→ What you are asked to do
What comes back must be the data itself, retyped exactly.

→ Records to process
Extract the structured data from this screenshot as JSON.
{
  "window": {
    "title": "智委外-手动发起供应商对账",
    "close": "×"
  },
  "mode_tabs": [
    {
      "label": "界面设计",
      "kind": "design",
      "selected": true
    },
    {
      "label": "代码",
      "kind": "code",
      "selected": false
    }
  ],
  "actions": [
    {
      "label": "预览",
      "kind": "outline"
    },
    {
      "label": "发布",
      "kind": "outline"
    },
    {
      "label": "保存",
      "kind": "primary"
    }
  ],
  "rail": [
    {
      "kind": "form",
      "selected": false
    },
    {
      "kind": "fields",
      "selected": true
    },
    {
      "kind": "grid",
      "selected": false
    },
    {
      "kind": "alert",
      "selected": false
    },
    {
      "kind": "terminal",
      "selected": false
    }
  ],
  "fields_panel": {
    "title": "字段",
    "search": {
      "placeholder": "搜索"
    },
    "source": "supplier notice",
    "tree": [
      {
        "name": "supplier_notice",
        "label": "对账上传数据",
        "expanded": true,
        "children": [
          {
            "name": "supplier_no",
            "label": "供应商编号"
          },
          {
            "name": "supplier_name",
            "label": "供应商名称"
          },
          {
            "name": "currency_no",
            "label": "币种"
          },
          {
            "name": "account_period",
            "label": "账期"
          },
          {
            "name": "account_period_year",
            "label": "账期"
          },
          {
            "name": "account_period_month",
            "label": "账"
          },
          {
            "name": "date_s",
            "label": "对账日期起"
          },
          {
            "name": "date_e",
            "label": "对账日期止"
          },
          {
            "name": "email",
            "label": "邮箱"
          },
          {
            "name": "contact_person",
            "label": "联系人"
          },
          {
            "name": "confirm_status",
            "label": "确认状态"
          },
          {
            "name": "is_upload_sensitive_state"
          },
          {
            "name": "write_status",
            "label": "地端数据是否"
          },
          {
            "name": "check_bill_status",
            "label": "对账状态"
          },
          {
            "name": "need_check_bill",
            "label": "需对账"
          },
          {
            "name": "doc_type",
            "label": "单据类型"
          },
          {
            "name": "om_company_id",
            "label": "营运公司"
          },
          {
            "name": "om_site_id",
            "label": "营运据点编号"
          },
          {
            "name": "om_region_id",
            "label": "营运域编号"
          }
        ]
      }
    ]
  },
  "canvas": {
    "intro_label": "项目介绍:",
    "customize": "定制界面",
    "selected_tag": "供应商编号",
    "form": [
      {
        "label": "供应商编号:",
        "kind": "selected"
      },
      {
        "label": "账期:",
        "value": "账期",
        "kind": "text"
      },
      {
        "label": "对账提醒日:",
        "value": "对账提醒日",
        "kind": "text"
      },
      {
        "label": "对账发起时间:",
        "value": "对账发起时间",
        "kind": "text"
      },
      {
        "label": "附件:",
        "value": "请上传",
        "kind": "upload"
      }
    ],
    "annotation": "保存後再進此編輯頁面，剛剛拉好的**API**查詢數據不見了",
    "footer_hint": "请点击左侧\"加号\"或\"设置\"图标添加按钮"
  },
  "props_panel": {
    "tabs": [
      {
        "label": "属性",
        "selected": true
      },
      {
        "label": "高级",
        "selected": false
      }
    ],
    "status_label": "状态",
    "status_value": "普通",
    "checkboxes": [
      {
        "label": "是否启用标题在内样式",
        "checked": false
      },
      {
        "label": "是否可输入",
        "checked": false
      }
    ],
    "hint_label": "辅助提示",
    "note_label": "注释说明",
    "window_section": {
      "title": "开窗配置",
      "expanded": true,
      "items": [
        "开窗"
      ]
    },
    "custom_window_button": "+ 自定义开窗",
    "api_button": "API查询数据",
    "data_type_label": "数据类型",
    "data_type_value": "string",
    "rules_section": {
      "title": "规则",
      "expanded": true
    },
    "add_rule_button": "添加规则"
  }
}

→ Output of the task
Extract the structured data from this screenshot as JSON.
{
  "window": {
    "title": "智委外-手动发起供应商对账",
    "close": "×"
  },
  "mode_tabs": [
    {
      "label": "界面设计",
      "kind": "design",
      "selected": true
    },
    {
      "label": "代码",
      "kind": "code",
      "selected": false
    }
  ],
  "actions": [
    {
      "label": "预览",
      "kind": "outline"
    },
    {
      "label": "发布",
      "kind": "outline"
    },
    {
      "label": "保存",
      "kind": "primary"
    }
  ],
  "rail": [
    {
      "kind": "form",
      "selected": false
    },
    {
      "kind": "fields",
      "selected": true
    },
    {
      "kind": "grid",
      "selected": false
    },
    {
      "kind": "alert",
      "selected": false
    },
    {
      "kind": "terminal",
      "selected": false
    }
  ],
  "fields_panel": {
    "title": "字段",
    "search": {
      "placeholder": "搜索"
    },
    "source": "supplier notice",
    "tree": [
      {
        "name": "supplier_notice",
        "label": "对账上传数据",
        "expanded": true,
        "children": [
          {
            "name": "supplier_no",
            "label": "供应商编号"
          },
          {
            "name": "supplier_name",
            "label": "供应商名称"
          },
          {
            "name": "currency_no",
            "label": "币种"
          },
          {
            "name": "account_period",
            "label": "账期"
          },
          {
            "name": "account_period_year",
            "label": "账期"
          },
          {
            "name": "account_period_month",
            "label": "账"
          },
          {
            "name": "date_s",
            "label": "对账日期起"
          },
          {
            "name": "date_e",
            "label": "对账日期止"
          },
          {
            "name": "email",
            "label": "邮箱"
          },
          {
            "name": "contact_person",
            "label": "联系人"
          },
          {
            "name": "confirm_status",
            "label": "确认状态"
          },
          {
            "name": "is_upload_sensitive_state"
          },
          {
            "name": "write_status",
            "label": "地端数据是否"
          },
          {
            "name": "check_bill_status",
            "label": "对账状态"
          },
          {
            "name": "need_check_bill",
            "label": "需对账"
          },
          {
            "name": "doc_type",
            "label": "单据类型"
          },
          {
            "name": "om_company_id",
            "label": "营运公司"
          },
          {
            "name": "om_site_id",
            "label": "营运据点编号"
          },
          {
            "name": "om_region_id",
            "label": "营运域编号"
          }
        ]
      }
    ]
  },
  "canvas": {
    "intro_label": "项目介绍:",
    "customize": "定制界面",
    "selected_tag": "供应商编号",
    "form": [
      {
        "label": "供应商编号:",
        "kind": "selected"
      },
      {
        "label": "账期:",
        "value": "账期",
        "kind": "text"
      },
      {
        "label": "对账提醒日:",
        "value": "对账提醒日",
        "kind": "text"
      },
      {
        "label": "对账发起时间:",
        "value": "对账发起时间",
        "kind": "text"
      },
      {
        "label": "附件:",
        "value": "请上传",
        "kind": "upload"
      }
    ],
    "annotation": "保存後再進此編輯頁面，剛剛拉好的**API**查詢數據不見了",
    "footer_hint": "请点击左侧\"加号\"或\"设置\"图标添加按钮"
  },
  "props_panel": {
    "tabs": [
      {
        "label": "属性",
        "selected": true
      },
      {
        "label": "高级",
        "selected": false
      }
    ],
    "status_label": "状态",
    "status_value": "普通",
    "checkboxes": [
      {
        "label": "是否启用标题在内样式",
        "checked": false
      },
      {
        "label": "是否可输入",
        "checked": false
      }
    ],
    "hint_label": "辅助提示",
    "note_label": "注释说明",
    "window_section": {
      "title": "开窗配置",
      "expanded": true,
      "items": [
        "开窗"
      ]
    },
    "custom_window_button": "+ 自定义开窗",
    "api_button": "API查询数据",
    "data_type_label": "数据类型",
    "data_type_value": "string",
    "rules_section": {
      "title": "规则",
      "expanded": true
    },
    "add_rule_button": "添加规则"
  }
}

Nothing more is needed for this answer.